Since the half-life and interval equations are both dependent on clearance (Ke) to determine how much of the drug will be eliminated from the body, they produce similar results. For the most part, if you memorize the half-life equation (t1/2 = 0.693/Ke), it should be around the same as your interval equation. You just have to add in your infusion time. Let’s test it out for fun!
It is important to round your calculations to their nearest standard intervals (e.g. every 8 hours, 12 hours, or 24 hours).
MD = LD x 1-e-KeT
The maintenance dose equation calculates the amount of drug lost from the loading dose at the end of the interval previously determined. This amount becomes your maintenance dose.
- You administer a loading dose of 2,000 mg.

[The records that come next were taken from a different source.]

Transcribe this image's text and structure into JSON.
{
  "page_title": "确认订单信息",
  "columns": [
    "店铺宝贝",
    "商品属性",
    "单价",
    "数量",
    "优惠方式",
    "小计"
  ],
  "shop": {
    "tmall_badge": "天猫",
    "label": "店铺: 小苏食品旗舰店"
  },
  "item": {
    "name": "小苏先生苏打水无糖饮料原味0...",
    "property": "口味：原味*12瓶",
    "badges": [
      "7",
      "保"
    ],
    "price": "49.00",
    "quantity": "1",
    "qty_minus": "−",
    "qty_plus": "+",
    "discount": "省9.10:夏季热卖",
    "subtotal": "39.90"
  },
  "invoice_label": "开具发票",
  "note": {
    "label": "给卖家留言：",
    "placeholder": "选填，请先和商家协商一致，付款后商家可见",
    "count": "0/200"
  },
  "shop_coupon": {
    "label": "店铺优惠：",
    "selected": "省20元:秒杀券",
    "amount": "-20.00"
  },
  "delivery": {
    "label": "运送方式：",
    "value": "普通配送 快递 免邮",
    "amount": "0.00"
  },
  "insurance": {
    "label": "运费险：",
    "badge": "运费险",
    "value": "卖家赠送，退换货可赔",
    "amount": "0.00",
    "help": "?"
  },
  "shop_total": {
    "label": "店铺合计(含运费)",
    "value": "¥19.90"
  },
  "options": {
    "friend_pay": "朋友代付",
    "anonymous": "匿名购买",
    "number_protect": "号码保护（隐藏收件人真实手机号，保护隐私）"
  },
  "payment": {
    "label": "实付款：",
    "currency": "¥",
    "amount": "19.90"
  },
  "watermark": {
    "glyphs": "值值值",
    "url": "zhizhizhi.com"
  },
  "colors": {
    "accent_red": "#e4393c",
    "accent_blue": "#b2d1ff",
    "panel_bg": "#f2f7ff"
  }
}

- Based on your calculations, the patient’s elimination constant and interval come out to be Ke = 0.073 and T = 12 hours. Remember that the elimination constant and interval equations have already taken into account your desired peak (30 mcg/mL) and trough (15 mcg/mL).
- Approximately 12 hours after you have given your 2,000 mg loading dose, the amount of drug eliminated will be 1,167 mg, where the drug concentration is expected to be around 15 mcg/mL.
- Your maintenance dose would be 1,250 mg rounded to the nearest 250 mg increments.
Peak (Cpeak) = Dose/t’)(1-e-Ke(t’)) / Vd(Ke)(1-e-Ke(T))
After calculating your maintenance dose and interval rounded to the nearest increments, you want to determine what your Cpeak will be. This requires you to utilize the Cpeak equation above. It’s a pretty busy equation so it’s okay if you’re eyes are spinning out of your head now.
Simply put, the equation is a component of the time it takes for the drug to infuse into the blood circulation over the elimination of the drug from the body. When these two components reach equilibrium you have to achieve maximum blood concentration in the body. The amount goes in = the amount eliminated 🧘.
Trough (Ctrough) = Cpeak (e-Ke(T-t’))
After calculating the estimated peak (Cpeak), you can calculate what the trough level will be at the end of your dosing interval.
This gives you the estimated trough at steady state.
Great job finishing Lesson #3: Vancomycin Equations! You are over halfway done with your mission. Now on to the next quiz to see how well you know these equations. If you obtain 80% on the quiz, you will unlock a special token (vancomycin equation cheat sheet) to help you with the rest of your journey. Good luck!